188.8.131.52 Attributable Changes in the Risk of Extremes
Many important impacts of climate change may manifest themselves through a change in the frequency or likelihood of occurrence of extreme events. While individual extreme events cannot be attributed to external influences, a change in the probability of such events might be attributable to external influences (Palmer, 1999; Palmer and Räisänen, 2002). One study estimates that anthropogenic forcings have significantly increased the risk of extremely warm summer conditions over southern Europe, as was observed during the 2003 European heat wave. Stott et al. (2004) apply a methodology for making quantitative statements about change in the likelihood of such specific types of climatic events (Allen, 2003; Stone and Allen, 2005a), by expressing the contribution of external forcing to the risk of an event exceeding a specific magnitude. If P1 is the probability of a climatic event (such as a heat wave) occurring in the presence of anthropogenic forcing of the climate system, and P0 is the probability of it occurring if anthropogenic forcing had not been present, then the fraction of the current risk that is attributable to past greenhouse gas emissions (fraction of attributable risk; FAR) is given by FAR = 1 – P0 / P1 (Allen, 2003). Stott et al. (2004) apply the FAR concept to mean summer temperatures of a large part of continental Europe and the Mediterranean. Using a detection and attribution analysis, they determine that regional summer mean temperature has likely increased due to anthropogenic forcing, and that the observed change is inconsistent with natural forcing. They then use the HadCM3 model to estimate the FAR associated with a particular extreme threshold of regional summer mean temperature that was exceeded in 2003, but in no other year since the beginning of the record in 1851. Stott et al. (2004) estimate that it is very likely that human influence has more than doubled the risk of the regional summer mean temperature exceeding this threshold (Figure 9.13).
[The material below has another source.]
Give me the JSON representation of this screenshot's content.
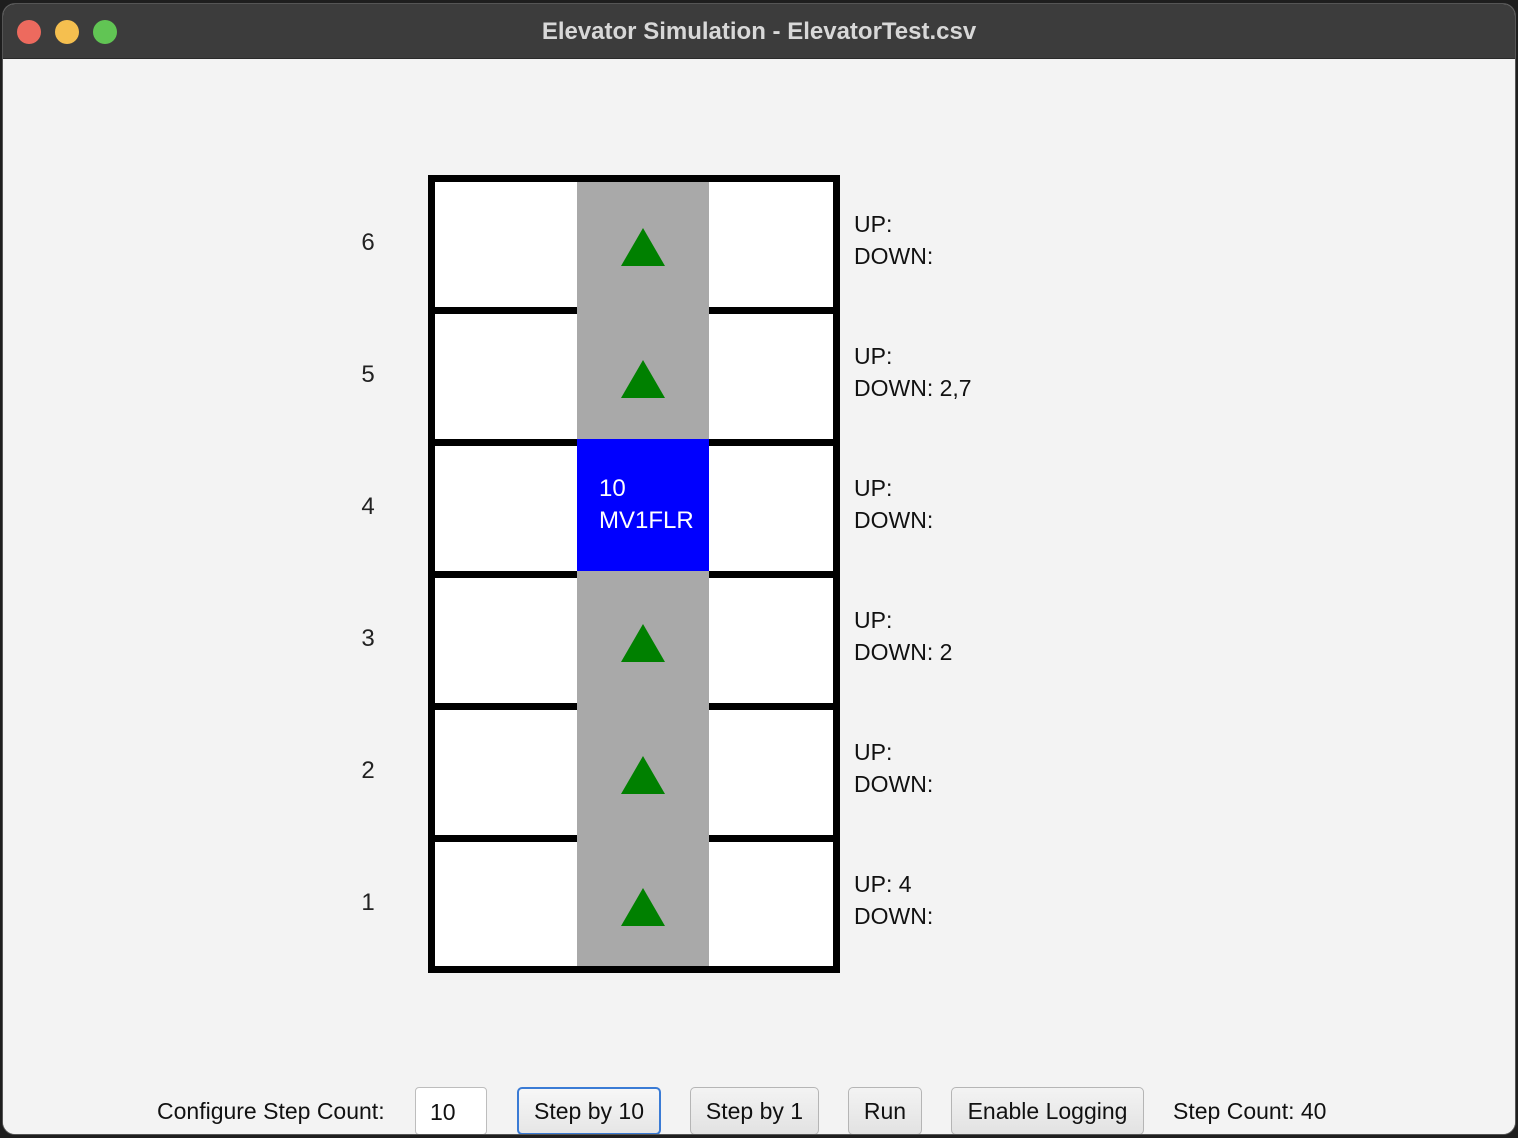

Figure 9.13. Change in risk of mean European summer temperatures exceeding a threshold of 1.6°C above 1961 to 1990 mean temperatures, a threshold that was exceeded in 2003 but in no other year since the start of the instrumental record in 1851. (Top) Frequency histograms of the estimated likelihood of the risk (probability) of exceeding a 1.6°C threshold (relative to the 1961–1990 mean) in the 1990s in the presence (red curve) and absence (green curve) of anthropogenic change, expressed as an occurrence rate. (Bottom) Fraction of attributable risk (FAR). The vertical line indicates the ‘best estimate’ FAR, the mean risk attributable to anthropogenic factors averaged over the distribution. The alternation between grey and white bands indicates the deciles of the estimated FAR distribution. The shift from the green to the red distribution in (a) implies a FAR distribution with mean 0.75, corresponding to a four-fold increase in the risk of such an event (b). From Stott et al. (2004).
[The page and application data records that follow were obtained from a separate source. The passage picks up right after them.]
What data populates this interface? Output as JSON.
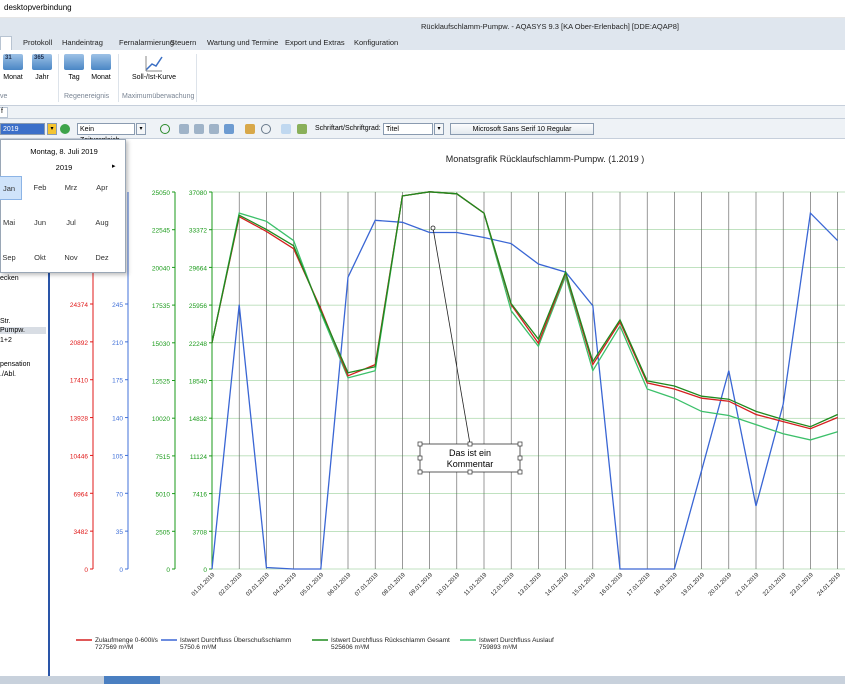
{
  "window": {
    "title": "desktopverbindung",
    "app_title": "Rücklaufschlamm-Pumpw. - AQASYS 9.3 [KA Ober-Erlenbach] [DDE:AQAP8]"
  },
  "menu": {
    "items": [
      "Protokoll",
      "Handeintrag",
      "Fernalarmierung",
      "Steuern",
      "Wartung und Termine",
      "Export und Extras",
      "Konfiguration"
    ]
  },
  "ribbon": {
    "buttons": [
      "Monat",
      "Jahr",
      "Tag",
      "Monat",
      "Soll-/Ist-Kurve"
    ],
    "groups": [
      "ve",
      "Regenereignis",
      "Maximumüberwachung"
    ]
  },
  "toolbar": {
    "date_value": "2019",
    "compare": "Kein Zeitvergleich",
    "font_label": "Schriftart/Schriftgrad:",
    "font_target": "Titel",
    "font_value": "Microsoft Sans Serif 10 Regular"
  },
  "calendar": {
    "header": "Montag, 8. Juli 2019",
    "year": "2019",
    "months": [
      "Jan",
      "Feb",
      "Mrz",
      "Apr",
      "Mai",
      "Jun",
      "Jul",
      "Aug",
      "Sep",
      "Okt",
      "Nov",
      "Dez"
    ],
    "selected": "Jan"
  },
  "left_panel": {
    "items": [
      "ecken",
      "Str.",
      "Pumpw.",
      "1+2",
      "pensation",
      "./Abl."
    ]
  },
  "comment": {
    "line1": "Das ist ein",
    "line2": "Kommentar"
  },
  "chart_data": {
    "type": "line",
    "title": "Monatsgrafik Rücklaufschlamm-Pumpw. (1.2019 )",
    "x": [
      "01.01.2019",
      "02.01.2019",
      "03.01.2019",
      "04.01.2019",
      "05.01.2019",
      "06.01.2019",
      "07.01.2019",
      "08.01.2019",
      "09.01.2019",
      "10.01.2019",
      "11.01.2019",
      "12.01.2019",
      "13.01.2019",
      "14.01.2019",
      "15.01.2019",
      "16.01.2019",
      "17.01.2019",
      "18.01.2019",
      "19.01.2019",
      "20.01.2019",
      "21.01.2019",
      "22.01.2019",
      "23.01.2019",
      "24.01.2019"
    ],
    "axes": [
      {
        "color": "#e01818",
        "ticks": [
          "24374",
          "20892",
          "17410",
          "13928",
          "10446",
          "6964",
          "3482",
          "0"
        ],
        "min": 0,
        "step": 3482
      },
      {
        "color": "#4070d8",
        "ticks": [
          "245",
          "210",
          "175",
          "140",
          "105",
          "70",
          "35",
          "0"
        ],
        "min": 0,
        "step": 35
      },
      {
        "color": "#1a9a1a",
        "ticks": [
          "25050",
          "22545",
          "20040",
          "17535",
          "15030",
          "12525",
          "10020",
          "7515",
          "5010",
          "2505",
          "0"
        ],
        "min": 0,
        "max": 25050
      },
      {
        "color": "#1a9a1a",
        "ticks": [
          "37080",
          "33372",
          "29664",
          "25956",
          "22248",
          "18540",
          "14832",
          "11124",
          "7416",
          "3708",
          "0"
        ],
        "min": 0,
        "max": 37080
      }
    ],
    "series": [
      {
        "name": "Zulaufmenge 0-600l/s",
        "sub": "727569 m³/M",
        "color": "#d42020",
        "axis": 3,
        "values": [
          22248,
          34650,
          33200,
          31500,
          25600,
          19000,
          20100,
          36700,
          37100,
          36900,
          35000,
          26000,
          22200,
          29100,
          20100,
          24300,
          18300,
          17700,
          16800,
          16500,
          15200,
          14500,
          13800,
          14900
        ]
      },
      {
        "name": "Istwert Durchfluss Überschußschlamm",
        "sub": "5750.6 m³/M",
        "color": "#3a66d4",
        "axis": 3,
        "values": [
          0,
          26000,
          150,
          0,
          0,
          28700,
          34300,
          34100,
          33100,
          33100,
          32600,
          32000,
          30000,
          29200,
          25900,
          0,
          0,
          0,
          9700,
          19500,
          6200,
          16200,
          35000,
          32300
        ]
      },
      {
        "name": "Istwert Durchfluss Rückschlamm Gesamt",
        "sub": "525606 m³/M",
        "color": "#1e8a1e",
        "axis": 3,
        "values": [
          22248,
          34800,
          33400,
          31800,
          25400,
          19300,
          19900,
          36700,
          37100,
          36900,
          35000,
          26100,
          22600,
          29200,
          20400,
          24500,
          18500,
          18000,
          17000,
          16700,
          15500,
          14700,
          14000,
          15200
        ]
      },
      {
        "name": "Istwert Durchfluss Auslauf",
        "sub": "759893 m³/M",
        "color": "#3cc06a",
        "axis": 3,
        "values": [
          22248,
          35000,
          34200,
          32300,
          25200,
          18800,
          19500,
          36700,
          37100,
          36900,
          35000,
          25400,
          21900,
          28800,
          19500,
          23900,
          17700,
          16800,
          15500,
          15100,
          14200,
          13300,
          12700,
          13500
        ]
      }
    ]
  }
}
This study considered only continental mean seasonally averaged temperatures. Consideration of shorter-term and smaller-scale heat waves will require higher resolution modelling and will need to take complexities such as land surface processes into account (Schär and Jendritzky, 2004). Also, Stott et al. (2004) assume no change in internal variability in the region they consider (which was the case in HadCM3 21st-century climate projections for summer mean temperatures in the region they consider), thereby ascribing the increase in risk only to an increase in mean temperatures (i.e., as shown in Box TS.5, Figure 1, which illustrates how a shift in the mean of a distribution can cause a large increase in the frequency of extremes). However, there is some evidence for a weak increase in European temperature variability in summer (and a decrease in winter) for the period 1961 to 2004 (Scherrer et al., 2005), which could contribute to an increase in the likelihood of extremes. Schär et al. (2004) show that the central European heat wave of 2003 could also be consistent with model-predicted increases in temperature variability due to soil moisture and vegetation feedbacks. In addition, multi-decadal scale variability, associated with basin-scale changes in the Atlantic Ocean related to the Meridional Overturning Circulation (MOC) could have contributed to changes in European summer temperatures (Sutton and Hodson, 2005), although Klein Tank et al. (2005) show evidence that patterns of change in European temperature variance in spring and summer are not consistent with patterns of change in temperature variance expected from natural variability. Meteorological aspects of the summer 2003 European heat wave are discussed in Box 3.6.